MATERIAL SHOWN>
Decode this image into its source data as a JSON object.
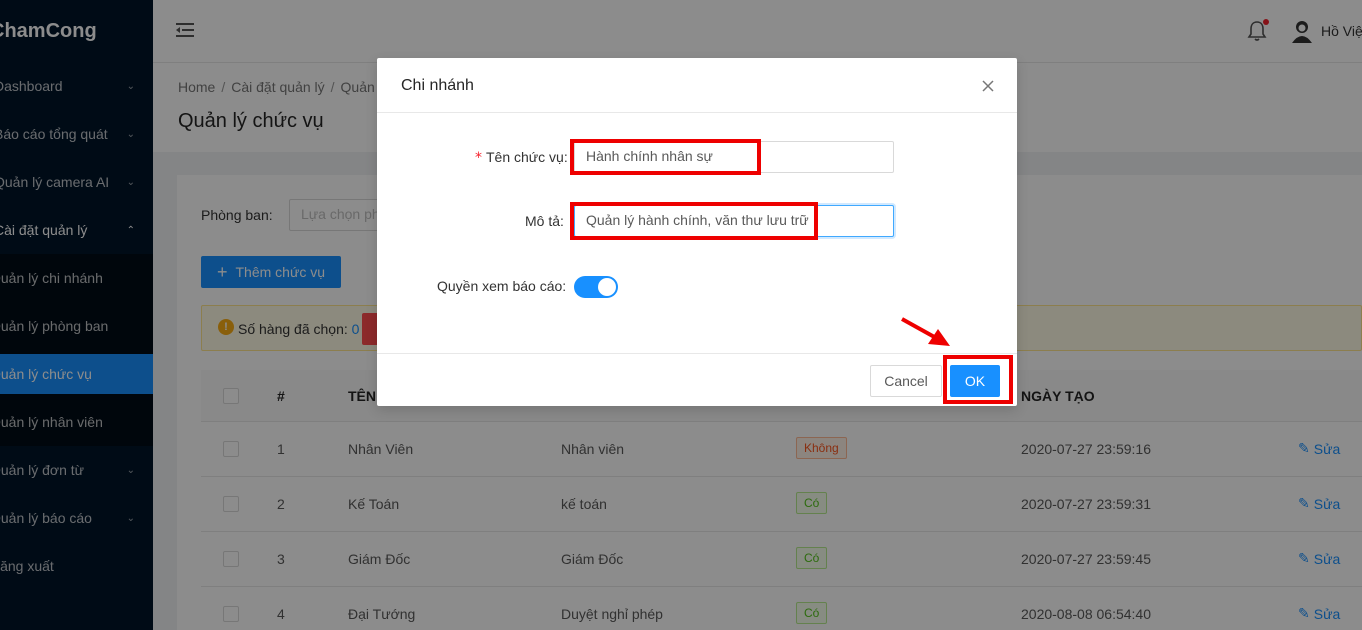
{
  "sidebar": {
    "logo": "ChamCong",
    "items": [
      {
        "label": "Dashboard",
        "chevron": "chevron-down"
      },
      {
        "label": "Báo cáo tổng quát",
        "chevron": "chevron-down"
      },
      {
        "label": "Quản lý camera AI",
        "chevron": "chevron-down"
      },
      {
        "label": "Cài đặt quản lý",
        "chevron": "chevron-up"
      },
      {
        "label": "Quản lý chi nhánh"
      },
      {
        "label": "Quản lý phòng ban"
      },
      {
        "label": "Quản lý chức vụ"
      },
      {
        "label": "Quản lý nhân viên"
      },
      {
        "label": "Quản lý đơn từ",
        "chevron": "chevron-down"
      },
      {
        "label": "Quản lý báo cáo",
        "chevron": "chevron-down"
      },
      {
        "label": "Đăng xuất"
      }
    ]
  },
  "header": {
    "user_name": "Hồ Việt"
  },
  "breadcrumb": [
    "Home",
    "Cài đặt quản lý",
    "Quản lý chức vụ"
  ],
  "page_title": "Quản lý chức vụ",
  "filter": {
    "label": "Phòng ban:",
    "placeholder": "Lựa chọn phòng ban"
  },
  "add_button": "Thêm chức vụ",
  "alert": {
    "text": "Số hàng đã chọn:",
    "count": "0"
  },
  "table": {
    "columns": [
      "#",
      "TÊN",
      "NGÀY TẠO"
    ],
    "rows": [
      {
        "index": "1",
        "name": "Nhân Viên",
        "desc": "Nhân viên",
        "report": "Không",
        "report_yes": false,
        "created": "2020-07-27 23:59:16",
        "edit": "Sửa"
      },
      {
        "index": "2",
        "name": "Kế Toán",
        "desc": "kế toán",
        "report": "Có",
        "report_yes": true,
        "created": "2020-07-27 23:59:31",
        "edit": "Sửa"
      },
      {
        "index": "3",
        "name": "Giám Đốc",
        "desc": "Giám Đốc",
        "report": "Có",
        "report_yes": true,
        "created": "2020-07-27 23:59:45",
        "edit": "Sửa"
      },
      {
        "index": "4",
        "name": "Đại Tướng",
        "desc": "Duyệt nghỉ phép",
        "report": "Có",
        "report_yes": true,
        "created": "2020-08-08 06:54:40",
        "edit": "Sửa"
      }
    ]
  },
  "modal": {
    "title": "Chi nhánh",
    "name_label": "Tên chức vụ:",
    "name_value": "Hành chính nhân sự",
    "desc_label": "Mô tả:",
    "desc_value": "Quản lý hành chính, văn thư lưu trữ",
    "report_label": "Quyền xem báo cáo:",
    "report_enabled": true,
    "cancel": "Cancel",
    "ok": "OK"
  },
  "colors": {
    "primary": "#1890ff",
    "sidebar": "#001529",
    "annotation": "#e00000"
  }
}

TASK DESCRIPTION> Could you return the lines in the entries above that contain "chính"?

SOLUTION>
    "name_value": "Hành chính nhân sự",
    "desc_value": "Quản lý hành chính, văn thư lưu trữ",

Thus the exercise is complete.